As a child, I remember much enjoying the story of The Story of Babar the Elephant by Jean de Brunhoff, so I gave it to my son as Christmas present. Reading it to him, I have been struck by what very strange – very French – story it is.
For those unfamiliar with the tale it goes thus. Babar is a happy baby elephant. One day his mother is killed by “a wicked hunter.” Babar then goes to the city, where he is befriended by a rich old lady. The old lady buys him some very dapper clothes (described in great detail), gets him some pastries, and Babar is very happy. One day his cousins come to visit. Babar buys them pastries and dapper clothes. After some time, all the elephants decide to return to the forest. Babar marries his cousin, and the elephants decide to make him their king because he has such nice clothes. The end.
Think about the logic of this story. Babar suffers a great evil, the death of his mother. He find’s solace in fashion and pastries. Rather than seeking justice, he seeks elegance and this seems to be a fully satisfactory replacement for both justice and his mother. He then magnanimously shares his elegance with unfortunate relations, and – after an incestuous marriage – is made king on the basis of his fashion.

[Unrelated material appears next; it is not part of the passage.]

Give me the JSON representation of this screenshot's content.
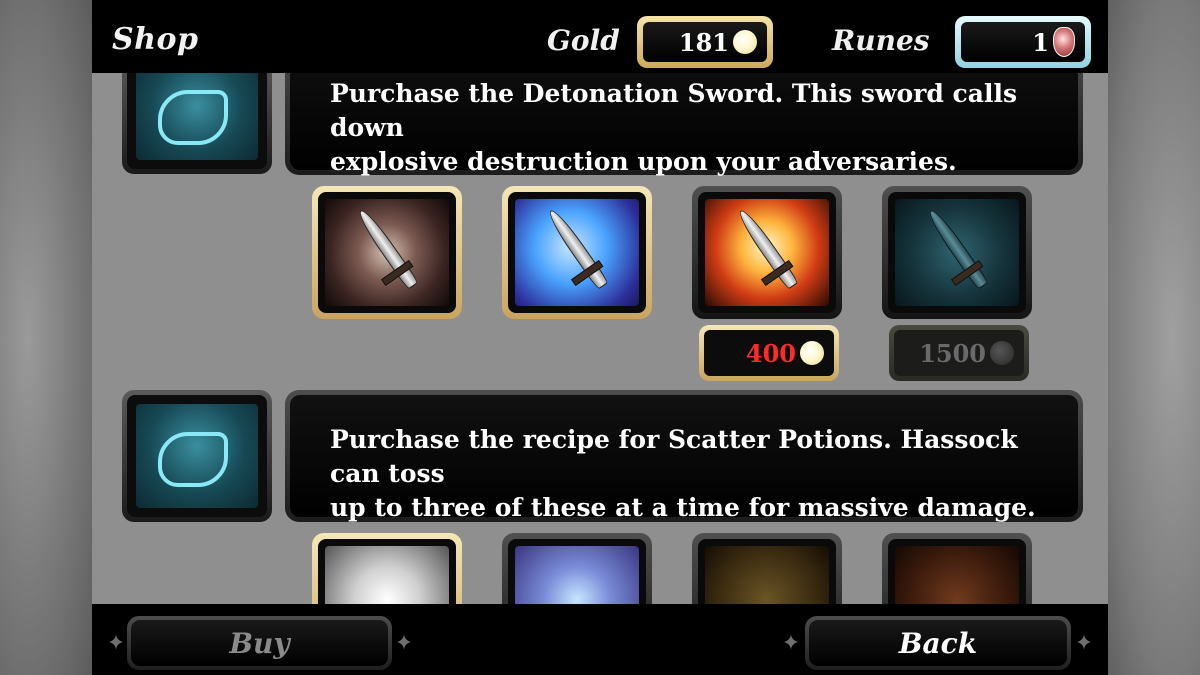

In this story, style becomes the ultimate arbiter of life. It is style that redeems Babar from his sadness. It is style that justifies his elevation to royalty. It is style that wins the heart of his cousin.
Had the story of Babar been written by an American it would have gone thus. After the wicked hunter killed his mother, Babar would have devoted himself to avenging her death and exacting justice from the hunter. There would have been a tense scene in which Babar confronted the hunter and said, “Hallo! My name is Babar! You killed my mother! Prepare to die!” Babar and the hunter would then have struggled to the death. It is not clear whether Babar would actually kill the hunter, but at the end of the struggle, it would be clear who the alpha-elephant is. In fact, I don’t think that Babar would actually kill the hunter, but rather would leave him to live out the remainder of his miserable life fully conscious of his horrible crime, cankered and destroyed by guilt and remorse. Babar would then vanquish a bully elephant in single combat, and thus become king of the elephants. And he would marry the bully’s girl friend.
This is why the French have great pastries and fashion, while Americans invade Iraq.
>It is style that redeems Babar from his sadness.
Perhaps that’s why people shop to chase away the blues.
It doesn’t matter what you do so long as you look fashionable and speak well.
My wife informs me that there is a book called _Should We Burn Barbar?_ that argues that the story is a thinly veiled apologetic for colonialism . . .
isnt’ there more than one babar story book?
style jurisprudence: Hm…maybe this explains the success of queer eye for the strait guy? or style court? (both of which i find entertaining)
Greg, we shouldn’t burn it, but we should include Orwell’s “Shooting an Elephant” as the fictional story of the “wicked hunter” in an appendix.